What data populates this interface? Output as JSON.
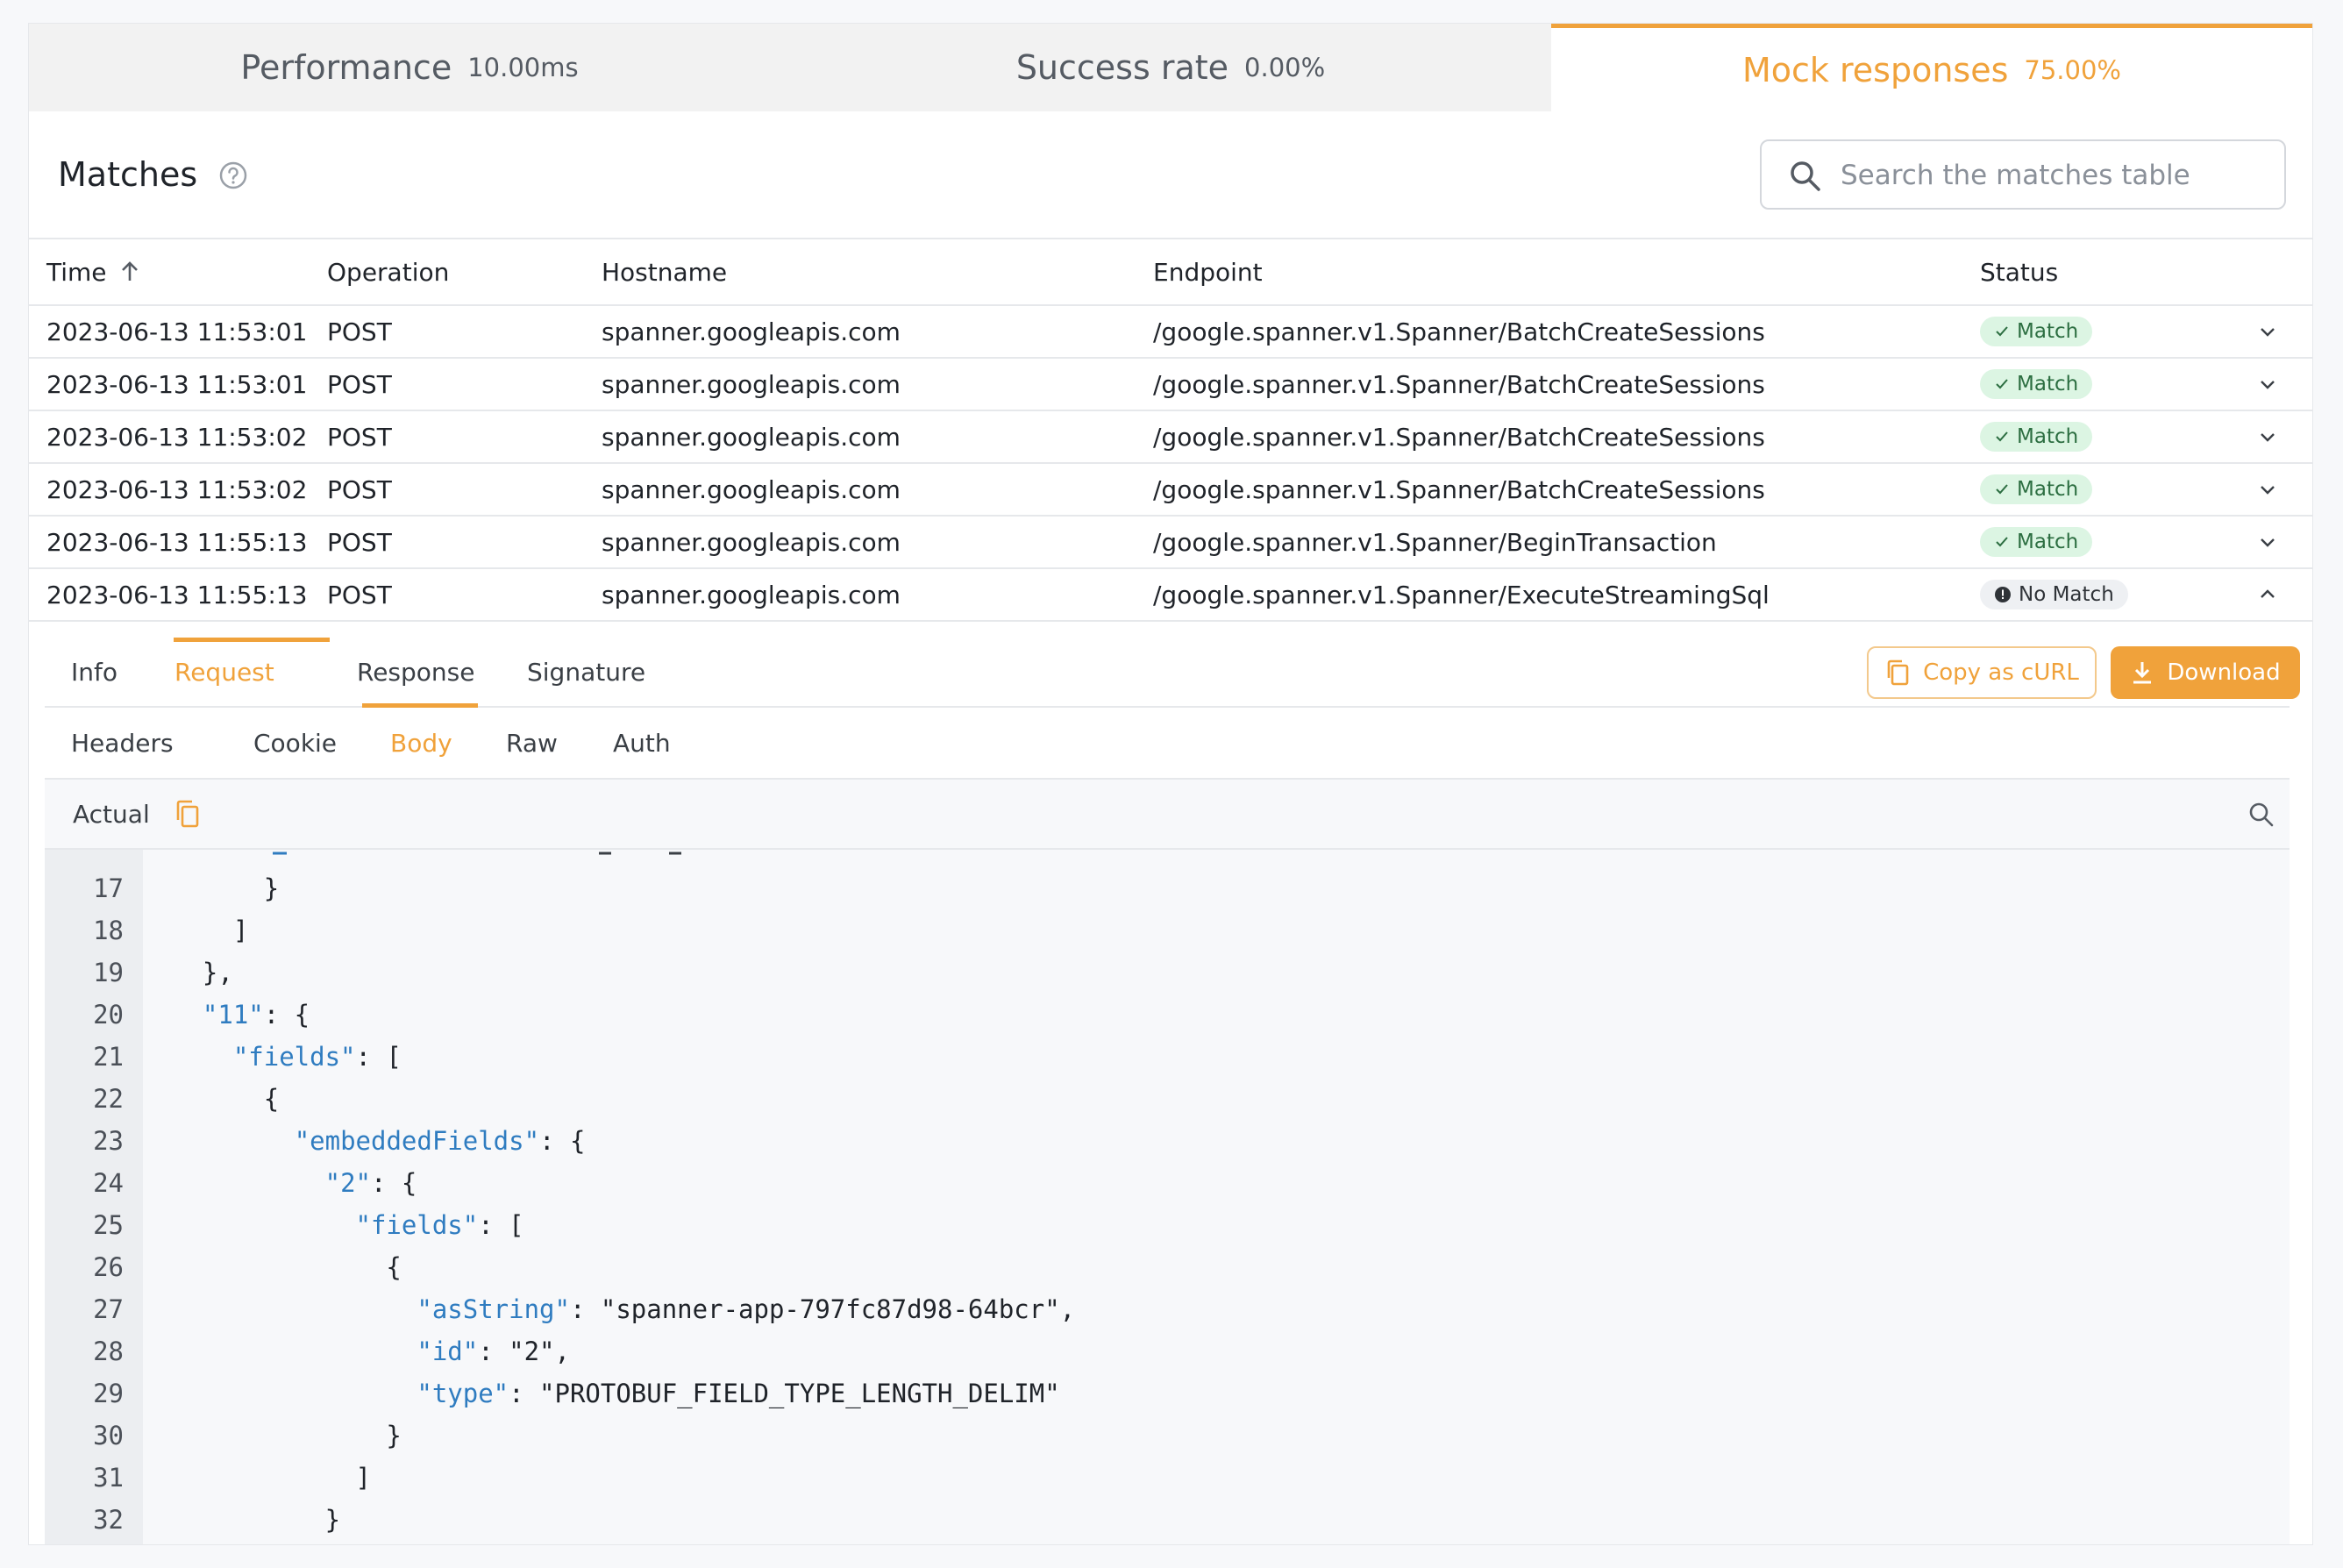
{
  "metrics": [
    {
      "label": "Performance",
      "value": "10.00ms",
      "active": false
    },
    {
      "label": "Success rate",
      "value": "0.00%",
      "active": false
    },
    {
      "label": "Mock responses",
      "value": "75.00%",
      "active": true
    }
  ],
  "matches": {
    "title": "Matches",
    "search_placeholder": "Search the matches table",
    "columns": [
      "Time",
      "Operation",
      "Hostname",
      "Endpoint",
      "Status"
    ],
    "rows": [
      {
        "time": "2023-06-13 11:53:01",
        "operation": "POST",
        "hostname": "spanner.googleapis.com",
        "endpoint": "/google.spanner.v1.Spanner/BatchCreateSessions",
        "status": "Match"
      },
      {
        "time": "2023-06-13 11:53:01",
        "operation": "POST",
        "hostname": "spanner.googleapis.com",
        "endpoint": "/google.spanner.v1.Spanner/BatchCreateSessions",
        "status": "Match"
      },
      {
        "time": "2023-06-13 11:53:02",
        "operation": "POST",
        "hostname": "spanner.googleapis.com",
        "endpoint": "/google.spanner.v1.Spanner/BatchCreateSessions",
        "status": "Match"
      },
      {
        "time": "2023-06-13 11:53:02",
        "operation": "POST",
        "hostname": "spanner.googleapis.com",
        "endpoint": "/google.spanner.v1.Spanner/BatchCreateSessions",
        "status": "Match"
      },
      {
        "time": "2023-06-13 11:55:13",
        "operation": "POST",
        "hostname": "spanner.googleapis.com",
        "endpoint": "/google.spanner.v1.Spanner/BeginTransaction",
        "status": "Match"
      },
      {
        "time": "2023-06-13 11:55:13",
        "operation": "POST",
        "hostname": "spanner.googleapis.com",
        "endpoint": "/google.spanner.v1.Spanner/ExecuteStreamingSql",
        "status": "No Match"
      }
    ]
  },
  "detail": {
    "tabs": [
      "Info",
      "Request",
      "Response",
      "Signature"
    ],
    "active_tab": "Request",
    "copy_curl_label": "Copy as cURL",
    "download_label": "Download",
    "sub_tabs": [
      "Headers",
      "Cookie",
      "Body",
      "Raw",
      "Auth"
    ],
    "active_sub_tab": "Body",
    "actual_label": "Actual"
  },
  "code_lines": [
    {
      "n": "17",
      "pre": "      }",
      "key": "",
      "post": ""
    },
    {
      "n": "18",
      "pre": "    ]",
      "key": "",
      "post": ""
    },
    {
      "n": "19",
      "pre": "  },",
      "key": "",
      "post": ""
    },
    {
      "n": "20",
      "pre": "  ",
      "key": "\"11\"",
      "post": ": {"
    },
    {
      "n": "21",
      "pre": "    ",
      "key": "\"fields\"",
      "post": ": ["
    },
    {
      "n": "22",
      "pre": "      {",
      "key": "",
      "post": ""
    },
    {
      "n": "23",
      "pre": "        ",
      "key": "\"embeddedFields\"",
      "post": ": {"
    },
    {
      "n": "24",
      "pre": "          ",
      "key": "\"2\"",
      "post": ": {"
    },
    {
      "n": "25",
      "pre": "            ",
      "key": "\"fields\"",
      "post": ": ["
    },
    {
      "n": "26",
      "pre": "              {",
      "key": "",
      "post": ""
    },
    {
      "n": "27",
      "pre": "                ",
      "key": "\"asString\"",
      "post": ": \"spanner-app-797fc87d98-64bcr\","
    },
    {
      "n": "28",
      "pre": "                ",
      "key": "\"id\"",
      "post": ": \"2\","
    },
    {
      "n": "29",
      "pre": "                ",
      "key": "\"type\"",
      "post": ": \"PROTOBUF_FIELD_TYPE_LENGTH_DELIM\""
    },
    {
      "n": "30",
      "pre": "              }",
      "key": "",
      "post": ""
    },
    {
      "n": "31",
      "pre": "            ]",
      "key": "",
      "post": ""
    },
    {
      "n": "32",
      "pre": "          }",
      "key": "",
      "post": ""
    }
  ],
  "colors": {
    "accent": "#f0a23b",
    "match_bg": "#dcf5e3",
    "match_text": "#2c6e41",
    "json_key": "#2f7cc0"
  }
}
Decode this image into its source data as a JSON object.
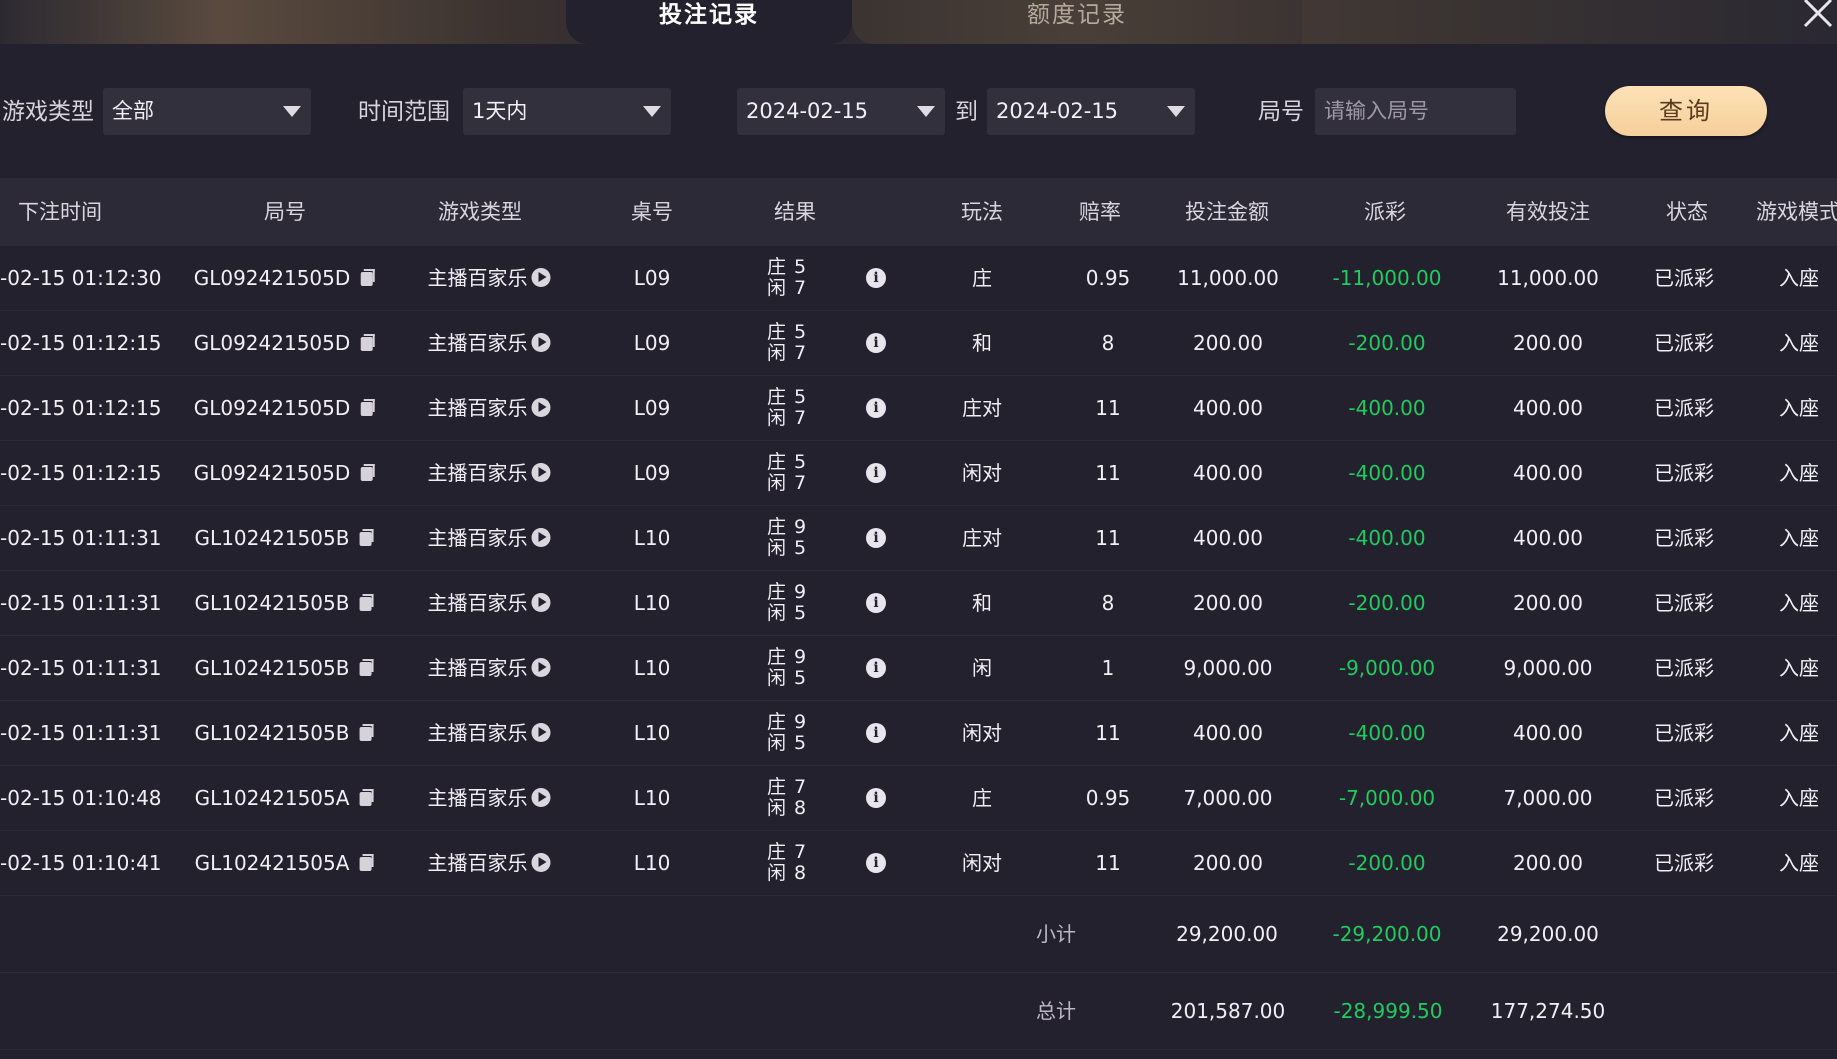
{
  "tabs": {
    "active": "投注记录",
    "inactive": "额度记录"
  },
  "filters": {
    "game_type_label": "游戏类型",
    "game_type_value": "全部",
    "time_range_label": "时间范围",
    "time_range_value": "1天内",
    "date_from": "2024-02-15",
    "date_to_label": "到",
    "date_to": "2024-02-15",
    "round_label": "局号",
    "round_placeholder": "请输入局号",
    "query_button": "查询"
  },
  "table": {
    "headers": [
      "下注时间",
      "局号",
      "游戏类型",
      "桌号",
      "结果",
      "玩法",
      "赔率",
      "投注金额",
      "派彩",
      "有效投注",
      "状态",
      "游戏模式"
    ],
    "result_labels": {
      "banker": "庄",
      "player": "闲"
    },
    "rows": [
      {
        "time": "-02-15 01:12:30",
        "round": "GL092421505D",
        "game": "主播百家乐",
        "table": "L09",
        "banker": "5",
        "player": "7",
        "bet": "庄",
        "odds": "0.95",
        "amount": "11,000.00",
        "payout": "-11,000.00",
        "valid": "11,000.00",
        "status": "已派彩",
        "mode": "入座"
      },
      {
        "time": "-02-15 01:12:15",
        "round": "GL092421505D",
        "game": "主播百家乐",
        "table": "L09",
        "banker": "5",
        "player": "7",
        "bet": "和",
        "odds": "8",
        "amount": "200.00",
        "payout": "-200.00",
        "valid": "200.00",
        "status": "已派彩",
        "mode": "入座"
      },
      {
        "time": "-02-15 01:12:15",
        "round": "GL092421505D",
        "game": "主播百家乐",
        "table": "L09",
        "banker": "5",
        "player": "7",
        "bet": "庄对",
        "odds": "11",
        "amount": "400.00",
        "payout": "-400.00",
        "valid": "400.00",
        "status": "已派彩",
        "mode": "入座"
      },
      {
        "time": "-02-15 01:12:15",
        "round": "GL092421505D",
        "game": "主播百家乐",
        "table": "L09",
        "banker": "5",
        "player": "7",
        "bet": "闲对",
        "odds": "11",
        "amount": "400.00",
        "payout": "-400.00",
        "valid": "400.00",
        "status": "已派彩",
        "mode": "入座"
      },
      {
        "time": "-02-15 01:11:31",
        "round": "GL102421505B",
        "game": "主播百家乐",
        "table": "L10",
        "banker": "9",
        "player": "5",
        "bet": "庄对",
        "odds": "11",
        "amount": "400.00",
        "payout": "-400.00",
        "valid": "400.00",
        "status": "已派彩",
        "mode": "入座"
      },
      {
        "time": "-02-15 01:11:31",
        "round": "GL102421505B",
        "game": "主播百家乐",
        "table": "L10",
        "banker": "9",
        "player": "5",
        "bet": "和",
        "odds": "8",
        "amount": "200.00",
        "payout": "-200.00",
        "valid": "200.00",
        "status": "已派彩",
        "mode": "入座"
      },
      {
        "time": "-02-15 01:11:31",
        "round": "GL102421505B",
        "game": "主播百家乐",
        "table": "L10",
        "banker": "9",
        "player": "5",
        "bet": "闲",
        "odds": "1",
        "amount": "9,000.00",
        "payout": "-9,000.00",
        "valid": "9,000.00",
        "status": "已派彩",
        "mode": "入座"
      },
      {
        "time": "-02-15 01:11:31",
        "round": "GL102421505B",
        "game": "主播百家乐",
        "table": "L10",
        "banker": "9",
        "player": "5",
        "bet": "闲对",
        "odds": "11",
        "amount": "400.00",
        "payout": "-400.00",
        "valid": "400.00",
        "status": "已派彩",
        "mode": "入座"
      },
      {
        "time": "-02-15 01:10:48",
        "round": "GL102421505A",
        "game": "主播百家乐",
        "table": "L10",
        "banker": "7",
        "player": "8",
        "bet": "庄",
        "odds": "0.95",
        "amount": "7,000.00",
        "payout": "-7,000.00",
        "valid": "7,000.00",
        "status": "已派彩",
        "mode": "入座"
      },
      {
        "time": "-02-15 01:10:41",
        "round": "GL102421505A",
        "game": "主播百家乐",
        "table": "L10",
        "banker": "7",
        "player": "8",
        "bet": "闲对",
        "odds": "11",
        "amount": "200.00",
        "payout": "-200.00",
        "valid": "200.00",
        "status": "已派彩",
        "mode": "入座"
      }
    ],
    "subtotal": {
      "label": "小计",
      "amount": "29,200.00",
      "payout": "-29,200.00",
      "valid": "29,200.00"
    },
    "total": {
      "label": "总计",
      "amount": "201,587.00",
      "payout": "-28,999.50",
      "valid": "177,274.50"
    }
  },
  "colors": {
    "background": "#24212f",
    "payout_negative": "#1fcc5e",
    "query_button": "#f6cf9a"
  },
  "icons": [
    "close-icon",
    "dropdown-caret-icon",
    "copy-icon",
    "play-icon",
    "info-icon"
  ]
}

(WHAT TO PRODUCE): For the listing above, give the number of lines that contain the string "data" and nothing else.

(WORKED SOLUTION): 2